[Aim of the exercise] Repeat each line of the material exactly.

[Material to process]
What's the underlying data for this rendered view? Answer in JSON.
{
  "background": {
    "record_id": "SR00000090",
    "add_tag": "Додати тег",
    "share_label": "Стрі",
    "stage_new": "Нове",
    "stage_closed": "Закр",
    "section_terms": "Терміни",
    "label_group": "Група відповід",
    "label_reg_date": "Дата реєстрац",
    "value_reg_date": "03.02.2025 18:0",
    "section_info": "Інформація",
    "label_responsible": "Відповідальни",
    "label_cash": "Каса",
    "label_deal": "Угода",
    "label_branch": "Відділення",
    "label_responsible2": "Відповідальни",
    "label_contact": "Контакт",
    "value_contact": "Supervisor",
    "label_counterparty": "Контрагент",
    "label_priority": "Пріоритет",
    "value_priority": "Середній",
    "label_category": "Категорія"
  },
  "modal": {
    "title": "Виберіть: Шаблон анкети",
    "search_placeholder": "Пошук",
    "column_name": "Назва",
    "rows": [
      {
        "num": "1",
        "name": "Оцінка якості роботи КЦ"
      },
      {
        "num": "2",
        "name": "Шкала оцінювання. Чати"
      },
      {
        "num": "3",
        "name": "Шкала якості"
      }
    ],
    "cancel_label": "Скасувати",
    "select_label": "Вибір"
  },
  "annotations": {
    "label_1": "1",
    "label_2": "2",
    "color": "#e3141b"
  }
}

[Final answer]
What's the underlying data for this rendered view? Answer in JSON.
{
  "background": {
    "record_id": "SR00000090",
    "add_tag": "Додати тег",
    "share_label": "Стрі",
    "stage_new": "Нове",
    "stage_closed": "Закр",
    "section_terms": "Терміни",
    "label_group": "Група відповід",
    "label_reg_date": "Дата реєстрац",
    "value_reg_date": "03.02.2025 18:0",
    "section_info": "Інформація",
    "label_responsible": "Відповідальни",
    "label_cash": "Каса",
    "label_deal": "Угода",
    "label_branch": "Відділення",
    "label_responsible2": "Відповідальни",
    "label_contact": "Контакт",
    "value_contact": "Supervisor",
    "label_counterparty": "Контрагент",
    "label_priority": "Пріоритет",
    "value_priority": "Середній",
    "label_category": "Категорія"
  },
  "modal": {
    "title": "Виберіть: Шаблон анкети",
    "search_placeholder": "Пошук",
    "column_name": "Назва",
    "rows": [
      {
        "num": "1",
        "name": "Оцінка якості роботи КЦ"
      },
      {
        "num": "2",
        "name": "Шкала оцінювання. Чати"
      },
      {
        "num": "3",
        "name": "Шкала якості"
      }
    ],
    "cancel_label": "Скасувати",
    "select_label": "Вибір"
  },
  "annotations": {
    "label_1": "1",
    "label_2": "2",
    "color": "#e3141b"
  }
}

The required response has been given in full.